DATA TO EXAMINE:
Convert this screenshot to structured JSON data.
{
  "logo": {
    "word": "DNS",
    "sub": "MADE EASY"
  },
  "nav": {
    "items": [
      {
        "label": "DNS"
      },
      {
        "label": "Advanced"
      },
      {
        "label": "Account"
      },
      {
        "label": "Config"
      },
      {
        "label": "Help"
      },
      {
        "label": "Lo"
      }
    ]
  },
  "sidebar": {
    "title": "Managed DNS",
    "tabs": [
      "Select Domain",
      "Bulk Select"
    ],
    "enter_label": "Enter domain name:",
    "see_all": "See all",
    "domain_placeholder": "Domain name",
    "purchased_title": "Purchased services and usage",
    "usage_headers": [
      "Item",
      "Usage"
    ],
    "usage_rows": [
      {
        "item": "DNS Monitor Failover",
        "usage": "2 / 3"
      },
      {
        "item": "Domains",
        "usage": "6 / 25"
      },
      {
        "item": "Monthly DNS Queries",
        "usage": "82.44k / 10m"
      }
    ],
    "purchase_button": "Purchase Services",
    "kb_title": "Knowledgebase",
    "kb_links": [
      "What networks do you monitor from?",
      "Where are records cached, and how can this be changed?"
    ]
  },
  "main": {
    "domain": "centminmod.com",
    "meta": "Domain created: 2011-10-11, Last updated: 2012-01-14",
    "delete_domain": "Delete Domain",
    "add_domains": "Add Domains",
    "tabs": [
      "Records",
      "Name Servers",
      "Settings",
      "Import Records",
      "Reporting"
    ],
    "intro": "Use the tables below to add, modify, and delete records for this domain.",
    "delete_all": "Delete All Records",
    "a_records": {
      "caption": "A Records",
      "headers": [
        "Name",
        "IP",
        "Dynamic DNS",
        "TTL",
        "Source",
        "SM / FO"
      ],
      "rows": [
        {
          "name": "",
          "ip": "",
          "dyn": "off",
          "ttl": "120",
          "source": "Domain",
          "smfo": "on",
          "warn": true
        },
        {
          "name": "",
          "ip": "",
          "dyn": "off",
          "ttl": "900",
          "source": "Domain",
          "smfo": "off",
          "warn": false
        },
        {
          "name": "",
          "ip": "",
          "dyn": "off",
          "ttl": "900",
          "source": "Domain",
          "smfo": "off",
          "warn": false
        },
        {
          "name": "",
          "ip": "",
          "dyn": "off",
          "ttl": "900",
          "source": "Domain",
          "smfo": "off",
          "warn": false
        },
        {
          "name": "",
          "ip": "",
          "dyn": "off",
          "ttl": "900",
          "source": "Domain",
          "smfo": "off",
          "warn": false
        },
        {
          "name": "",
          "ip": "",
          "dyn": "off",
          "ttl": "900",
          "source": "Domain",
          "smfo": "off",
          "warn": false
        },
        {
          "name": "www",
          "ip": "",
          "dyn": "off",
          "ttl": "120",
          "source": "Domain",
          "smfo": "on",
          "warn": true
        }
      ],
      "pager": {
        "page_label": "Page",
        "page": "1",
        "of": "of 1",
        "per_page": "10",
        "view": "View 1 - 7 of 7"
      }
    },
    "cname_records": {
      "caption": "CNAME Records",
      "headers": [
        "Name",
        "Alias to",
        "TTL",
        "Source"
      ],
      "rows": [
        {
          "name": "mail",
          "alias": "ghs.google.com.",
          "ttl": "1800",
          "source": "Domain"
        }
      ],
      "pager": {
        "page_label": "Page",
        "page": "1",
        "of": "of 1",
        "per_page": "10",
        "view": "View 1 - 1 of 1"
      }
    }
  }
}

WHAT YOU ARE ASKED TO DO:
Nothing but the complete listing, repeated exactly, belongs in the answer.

EXERCISE OUTPUT:
Convert this screenshot to structured JSON data.
{
  "logo": {
    "word": "DNS",
    "sub": "MADE EASY"
  },
  "nav": {
    "items": [
      {
        "label": "DNS"
      },
      {
        "label": "Advanced"
      },
      {
        "label": "Account"
      },
      {
        "label": "Config"
      },
      {
        "label": "Help"
      },
      {
        "label": "Lo"
      }
    ]
  },
  "sidebar": {
    "title": "Managed DNS",
    "tabs": [
      "Select Domain",
      "Bulk Select"
    ],
    "enter_label": "Enter domain name:",
    "see_all": "See all",
    "domain_placeholder": "Domain name",
    "purchased_title": "Purchased services and usage",
    "usage_headers": [
      "Item",
      "Usage"
    ],
    "usage_rows": [
      {
        "item": "DNS Monitor Failover",
        "usage": "2 / 3"
      },
      {
        "item": "Domains",
        "usage": "6 / 25"
      },
      {
        "item": "Monthly DNS Queries",
        "usage": "82.44k / 10m"
      }
    ],
    "purchase_button": "Purchase Services",
    "kb_title": "Knowledgebase",
    "kb_links": [
      "What networks do you monitor from?",
      "Where are records cached, and how can this be changed?"
    ]
  },
  "main": {
    "domain": "centminmod.com",
    "meta": "Domain created: 2011-10-11, Last updated: 2012-01-14",
    "delete_domain": "Delete Domain",
    "add_domains": "Add Domains",
    "tabs": [
      "Records",
      "Name Servers",
      "Settings",
      "Import Records",
      "Reporting"
    ],
    "intro": "Use the tables below to add, modify, and delete records for this domain.",
    "delete_all": "Delete All Records",
    "a_records": {
      "caption": "A Records",
      "headers": [
        "Name",
        "IP",
        "Dynamic DNS",
        "TTL",
        "Source",
        "SM / FO"
      ],
      "rows": [
        {
          "name": "",
          "ip": "",
          "dyn": "off",
          "ttl": "120",
          "source": "Domain",
          "smfo": "on",
          "warn": true
        },
        {
          "name": "",
          "ip": "",
          "dyn": "off",
          "ttl": "900",
          "source": "Domain",
          "smfo": "off",
          "warn": false
        },
        {
          "name": "",
          "ip": "",
          "dyn": "off",
          "ttl": "900",
          "source": "Domain",
          "smfo": "off",
          "warn": false
        },
        {
          "name": "",
          "ip": "",
          "dyn": "off",
          "ttl": "900",
          "source": "Domain",
          "smfo": "off",
          "warn": false
        },
        {
          "name": "",
          "ip": "",
          "dyn": "off",
          "ttl": "900",
          "source": "Domain",
          "smfo": "off",
          "warn": false
        },
        {
          "name": "",
          "ip": "",
          "dyn": "off",
          "ttl": "900",
          "source": "Domain",
          "smfo": "off",
          "warn": false
        },
        {
          "name": "www",
          "ip": "",
          "dyn": "off",
          "ttl": "120",
          "source": "Domain",
          "smfo": "on",
          "warn": true
        }
      ],
      "pager": {
        "page_label": "Page",
        "page": "1",
        "of": "of 1",
        "per_page": "10",
        "view": "View 1 - 7 of 7"
      }
    },
    "cname_records": {
      "caption": "CNAME Records",
      "headers": [
        "Name",
        "Alias to",
        "TTL",
        "Source"
      ],
      "rows": [
        {
          "name": "mail",
          "alias": "ghs.google.com.",
          "ttl": "1800",
          "source": "Domain"
        }
      ],
      "pager": {
        "page_label": "Page",
        "page": "1",
        "of": "of 1",
        "per_page": "10",
        "view": "View 1 - 1 of 1"
      }
    }
  }
}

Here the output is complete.